(Activity): Copy whichever lines of the data hold the word "Written".

(Exercise data):
/---

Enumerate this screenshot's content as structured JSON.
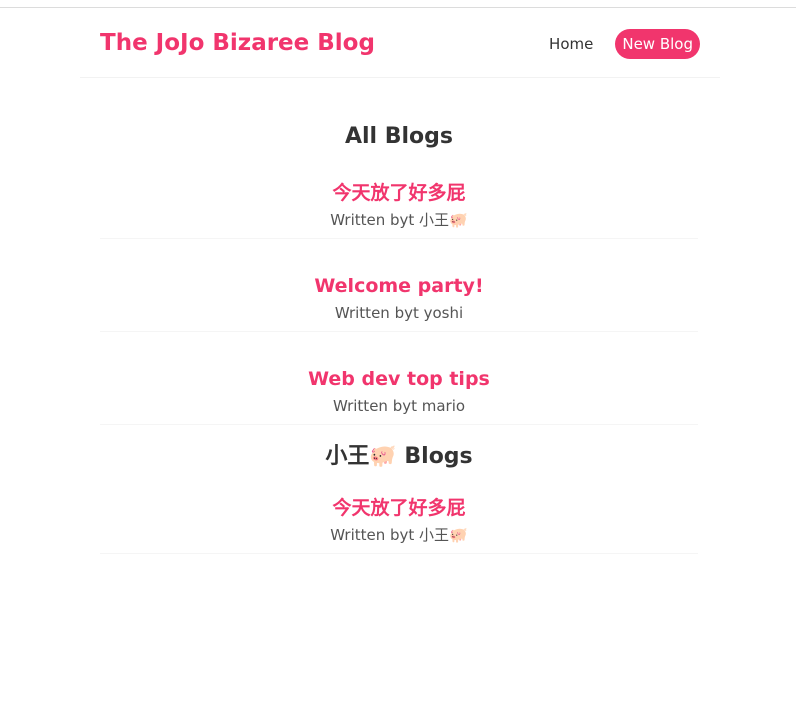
{
  "navbar": {
    "brand": "The JoJo Bizaree Blog",
    "links": [
      {
        "label": "Home"
      },
      {
        "label": "New Blog"
      }
    ],
    "accent_color": "#f1356d"
  },
  "sections": [
    {
      "title": "All Blogs",
      "blogs": [
        {
          "title": "今天放了好多屁",
          "author_line": "Written byt 小王🐖"
        },
        {
          "title": "Welcome party!",
          "author_line": "Written byt yoshi"
        },
        {
          "title": "Web dev top tips",
          "author_line": "Written byt mario"
        }
      ]
    },
    {
      "title": "小王🐖 Blogs",
      "blogs": [
        {
          "title": "今天放了好多屁",
          "author_line": "Written byt 小王🐖"
        }
      ]
    }
  ]
}
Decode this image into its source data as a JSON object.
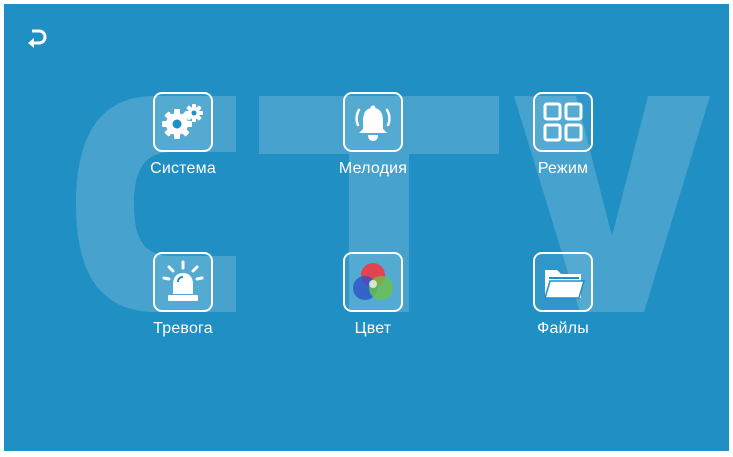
{
  "header": {
    "back_icon": "back-arrow-icon"
  },
  "watermark": {
    "text": "CTV"
  },
  "menu": {
    "items": [
      {
        "label": "Система",
        "icon": "gears-icon"
      },
      {
        "label": "Мелодия",
        "icon": "bell-icon"
      },
      {
        "label": "Режим",
        "icon": "grid-icon"
      },
      {
        "label": "Тревога",
        "icon": "alarm-icon"
      },
      {
        "label": "Цвет",
        "icon": "color-icon"
      },
      {
        "label": "Файлы",
        "icon": "folder-icon"
      }
    ]
  },
  "colors": {
    "background": "#1f8fc4",
    "icon_tile_border": "#ffffff",
    "text": "#ffffff"
  }
}
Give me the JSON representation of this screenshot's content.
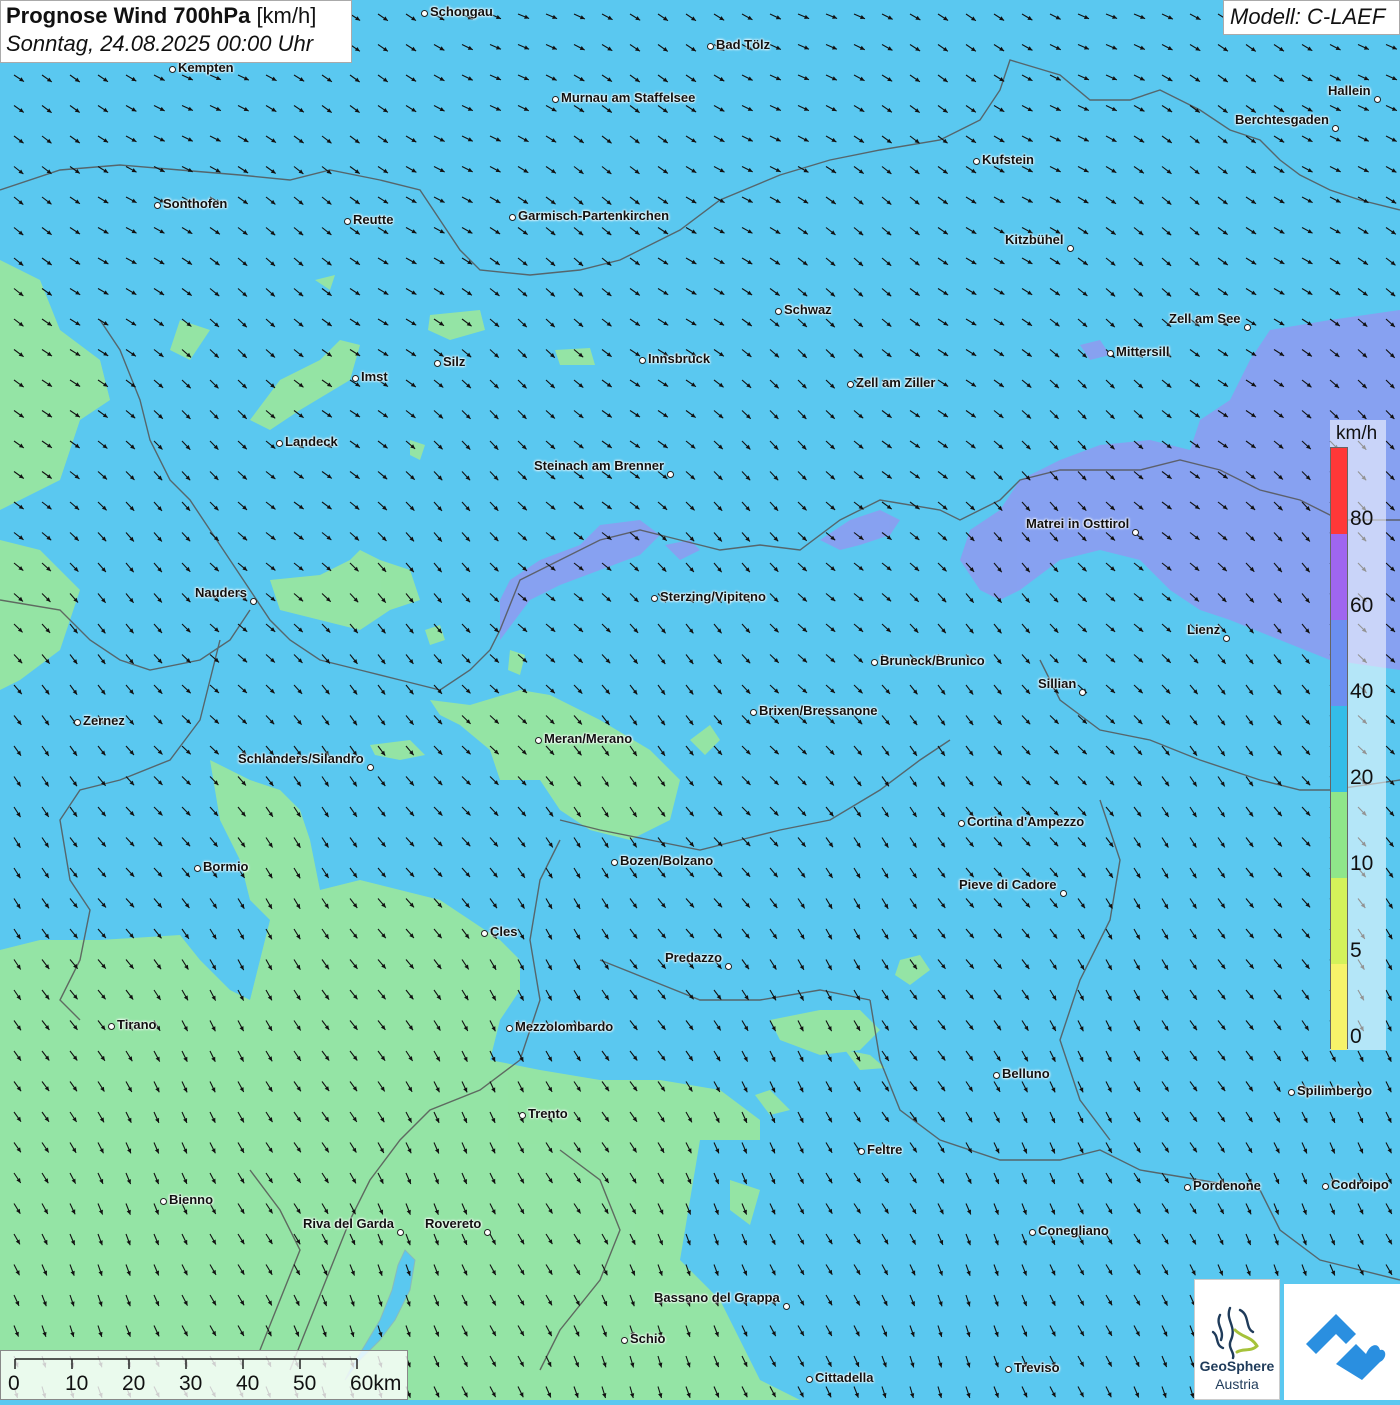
{
  "header": {
    "title_bold": "Prognose Wind 700hPa",
    "title_unit": "[km/h]",
    "datetime": "Sonntag, 24.08.2025 00:00 Uhr"
  },
  "model_label": "Modell: C-LAEF",
  "legend": {
    "unit": "km/h",
    "labels": [
      "80",
      "60",
      "40",
      "20",
      "10",
      "5",
      "0"
    ],
    "colors": [
      "#ff3838",
      "#9f66f0",
      "#6b8ff0",
      "#34bde8",
      "#8fe68a",
      "#d4f25a",
      "#f7f36a"
    ]
  },
  "scale_bar": {
    "labels": [
      "0",
      "10",
      "20",
      "30",
      "40",
      "50",
      "60km"
    ]
  },
  "logo": {
    "line1": "GeoSphere",
    "line2": "Austria"
  },
  "map_colors": {
    "background": "#5ac8f0",
    "light_wind": "#98e6a0",
    "strong_wind": "#8a9ff0",
    "borders": "#555555",
    "arrows": "#111111"
  },
  "cities": [
    {
      "name": "Schongau",
      "side": "right"
    },
    {
      "name": "Bad Tölz",
      "side": "right"
    },
    {
      "name": "Kempten",
      "side": "right"
    },
    {
      "name": "Murnau am Staffelsee",
      "side": "right"
    },
    {
      "name": "Hallein",
      "side": "left"
    },
    {
      "name": "Berchtesgaden",
      "side": "left"
    },
    {
      "name": "Kufstein",
      "side": "right"
    },
    {
      "name": "Sonthofen",
      "side": "right"
    },
    {
      "name": "Reutte",
      "side": "right"
    },
    {
      "name": "Garmisch-Partenkirchen",
      "side": "right"
    },
    {
      "name": "Kitzbühel",
      "side": "left"
    },
    {
      "name": "Schwaz",
      "side": "right"
    },
    {
      "name": "Zell am See",
      "side": "left"
    },
    {
      "name": "Mittersill",
      "side": "right"
    },
    {
      "name": "Innsbruck",
      "side": "right"
    },
    {
      "name": "Silz",
      "side": "right"
    },
    {
      "name": "Imst",
      "side": "right"
    },
    {
      "name": "Zell am Ziller",
      "side": "right"
    },
    {
      "name": "Landeck",
      "side": "right"
    },
    {
      "name": "Steinach am Brenner",
      "side": "left"
    },
    {
      "name": "Matrei in Osttirol",
      "side": "left"
    },
    {
      "name": "Nauders",
      "side": "left"
    },
    {
      "name": "Sterzing/Vipiteno",
      "side": "right"
    },
    {
      "name": "Lienz",
      "side": "left"
    },
    {
      "name": "Bruneck/Brunico",
      "side": "right"
    },
    {
      "name": "Sillian",
      "side": "left"
    },
    {
      "name": "Zernez",
      "side": "right"
    },
    {
      "name": "Brixen/Bressanone",
      "side": "right"
    },
    {
      "name": "Meran/Merano",
      "side": "right"
    },
    {
      "name": "Schlanders/Silandro",
      "side": "left"
    },
    {
      "name": "Cortina d'Ampezzo",
      "side": "right"
    },
    {
      "name": "Bozen/Bolzano",
      "side": "right"
    },
    {
      "name": "Bormio",
      "side": "right"
    },
    {
      "name": "Pieve di Cadore",
      "side": "left"
    },
    {
      "name": "Cles",
      "side": "right"
    },
    {
      "name": "Predazzo",
      "side": "left"
    },
    {
      "name": "Tirano",
      "side": "right"
    },
    {
      "name": "Mezzolombardo",
      "side": "right"
    },
    {
      "name": "Belluno",
      "side": "right"
    },
    {
      "name": "Spilimbergo",
      "side": "right"
    },
    {
      "name": "Trento",
      "side": "right"
    },
    {
      "name": "Feltre",
      "side": "right"
    },
    {
      "name": "Pordenone",
      "side": "right"
    },
    {
      "name": "Codroipo",
      "side": "right"
    },
    {
      "name": "Bienno",
      "side": "right"
    },
    {
      "name": "Riva del Garda",
      "side": "left"
    },
    {
      "name": "Rovereto",
      "side": "left"
    },
    {
      "name": "Conegliano",
      "side": "right"
    },
    {
      "name": "Bassano del Grappa",
      "side": "left"
    },
    {
      "name": "Schio",
      "side": "right"
    },
    {
      "name": "Treviso",
      "side": "right"
    },
    {
      "name": "Cittadella",
      "side": "right"
    }
  ]
}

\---

(Expected answer):
          "author_line": "Written byt 小王🐖"
          "author_line": "Written byt yoshi"
          "author_line": "Written byt mario"
          "author_line": "Written byt 小王🐖"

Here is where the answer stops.